I was very lucky that I never required any breastfeeding support services outside my local health clinic and my booby group of new mums were a great support as we helped each other through the difficult days and nights. Mostly nights though, let’s be honest. Even though the regular LLL coffee morning were mentioned occasionally, I wasn’t a bit interested in attending.
The truth is I was WRONG, WRONG, WRONG. Standing on the other side of 13 months-plus breastfeeding and surveying the land, I now know that if I was casting bad guys in a breastfeeding movie, it would be the health professionals who urged caution against messing with those LLL folk and then continued to let me down one month after another as I kept breastfeeding and they kept questioning by motivation, my reasoning, my parenting style and they exposed their extremely limited knowledge of breastfeeding beyond the first couple of months.
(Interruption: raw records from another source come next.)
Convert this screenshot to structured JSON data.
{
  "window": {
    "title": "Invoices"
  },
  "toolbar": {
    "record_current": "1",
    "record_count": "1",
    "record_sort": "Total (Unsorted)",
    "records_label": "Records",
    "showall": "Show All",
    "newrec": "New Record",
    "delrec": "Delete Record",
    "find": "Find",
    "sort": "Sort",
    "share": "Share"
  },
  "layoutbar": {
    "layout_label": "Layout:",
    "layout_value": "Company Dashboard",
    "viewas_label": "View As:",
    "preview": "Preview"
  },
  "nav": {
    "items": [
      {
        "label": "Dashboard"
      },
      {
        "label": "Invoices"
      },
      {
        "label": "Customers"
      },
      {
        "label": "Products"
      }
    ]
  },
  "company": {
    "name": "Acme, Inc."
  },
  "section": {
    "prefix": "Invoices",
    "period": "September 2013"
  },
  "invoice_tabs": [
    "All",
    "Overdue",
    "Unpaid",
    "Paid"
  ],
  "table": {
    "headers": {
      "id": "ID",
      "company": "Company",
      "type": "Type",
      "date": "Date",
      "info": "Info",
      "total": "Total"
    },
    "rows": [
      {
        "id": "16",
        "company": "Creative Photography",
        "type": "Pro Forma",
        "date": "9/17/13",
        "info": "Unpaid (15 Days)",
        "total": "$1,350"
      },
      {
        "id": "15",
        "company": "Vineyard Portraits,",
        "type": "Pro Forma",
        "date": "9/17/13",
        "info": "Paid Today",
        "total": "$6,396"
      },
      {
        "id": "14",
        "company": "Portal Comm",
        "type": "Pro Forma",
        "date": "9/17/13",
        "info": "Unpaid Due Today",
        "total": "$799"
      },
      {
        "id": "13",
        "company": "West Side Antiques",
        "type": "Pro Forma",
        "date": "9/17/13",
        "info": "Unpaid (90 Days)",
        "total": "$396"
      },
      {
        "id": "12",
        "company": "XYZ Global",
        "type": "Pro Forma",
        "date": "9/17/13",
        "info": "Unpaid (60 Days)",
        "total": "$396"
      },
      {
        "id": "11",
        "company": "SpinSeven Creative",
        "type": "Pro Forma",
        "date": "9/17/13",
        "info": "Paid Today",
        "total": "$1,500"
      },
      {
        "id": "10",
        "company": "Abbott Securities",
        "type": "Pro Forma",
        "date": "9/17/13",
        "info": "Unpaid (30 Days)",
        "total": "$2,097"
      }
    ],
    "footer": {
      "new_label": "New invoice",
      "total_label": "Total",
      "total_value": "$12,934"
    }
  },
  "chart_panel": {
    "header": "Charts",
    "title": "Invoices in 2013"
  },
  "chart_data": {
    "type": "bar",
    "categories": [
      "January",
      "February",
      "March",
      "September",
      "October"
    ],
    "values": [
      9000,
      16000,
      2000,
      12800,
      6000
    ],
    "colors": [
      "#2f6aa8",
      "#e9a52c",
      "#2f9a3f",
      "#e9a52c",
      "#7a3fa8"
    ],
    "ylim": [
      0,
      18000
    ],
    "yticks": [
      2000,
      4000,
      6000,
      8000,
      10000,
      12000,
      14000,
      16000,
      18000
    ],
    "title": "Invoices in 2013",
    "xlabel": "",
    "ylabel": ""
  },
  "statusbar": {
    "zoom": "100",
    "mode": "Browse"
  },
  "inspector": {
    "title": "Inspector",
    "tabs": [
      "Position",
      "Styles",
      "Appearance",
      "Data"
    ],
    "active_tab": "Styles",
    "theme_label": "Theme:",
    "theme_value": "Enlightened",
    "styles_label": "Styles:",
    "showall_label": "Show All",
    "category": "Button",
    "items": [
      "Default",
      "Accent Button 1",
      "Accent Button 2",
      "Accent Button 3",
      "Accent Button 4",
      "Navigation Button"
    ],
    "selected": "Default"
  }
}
But the La Leche League, wow, they welcomed me with open arms. When I was going back to work and really struggling with reconciling fulltime working with breastfeeding, I reached out to them and they pulled me straight into their bosom of support. One counsellor in particular managed to not only convince me that everything would be fine and explain how exactly it would be fine – because this was the crucial bit for me – but also succeeded in completely turning around my thinking so that the last few weeks of my maternity leave felt like a holiday rather than a dreaded countdown to something awful, all in one phone call.
She invited me to come to some meetings so I did. I don’t know what exactly I was expecting – and I laugh at myself now because I realise in the eyes of a lot of people I’m an extremist hippie who had her baby at home and I keep going on about it – but I’ve only met other mothers having chats and a laugh who also just happen to be nursing their babies. Everyone is lovely and the structured meetings are so helpful. I’ve also learned that La Leche League Leaders know more about breastfeeding than the vast majority of health professionals. If a new mum I knew was struggling, I’d be sending her straight to them for the correct support and also the correct information. Something I didn’t know is that the La Leche League is not actually a lobby group, their role is to provide information and support mother to mother.
So ladies, can I just make an unreserved apology for thinking ill of you for so long. I think you are AMAZING. I love you guys 🙂 Do you forgive me?
If I were to add anything constructive, I think the La Leche League suffer from an image problem in this country. It’s not fair that they’re perceived negatively and you know, maybe the top brass (is there a LLL top brass???) should think about turning their minds to it because it would be a crying shame if women were avoiding their services due to a lack of understanding about what LLL do. I think a good way to start would be with the website. We live in a world now where most people research everything online before they even think about approaching a service. Most people I know check a restaurant’s online menu before they make a reservation. If the LLL had a good, regularly updated and interactive website, I think it would make a real difference. A good Facebook page or Twitter account responding to queries would be phenomenal.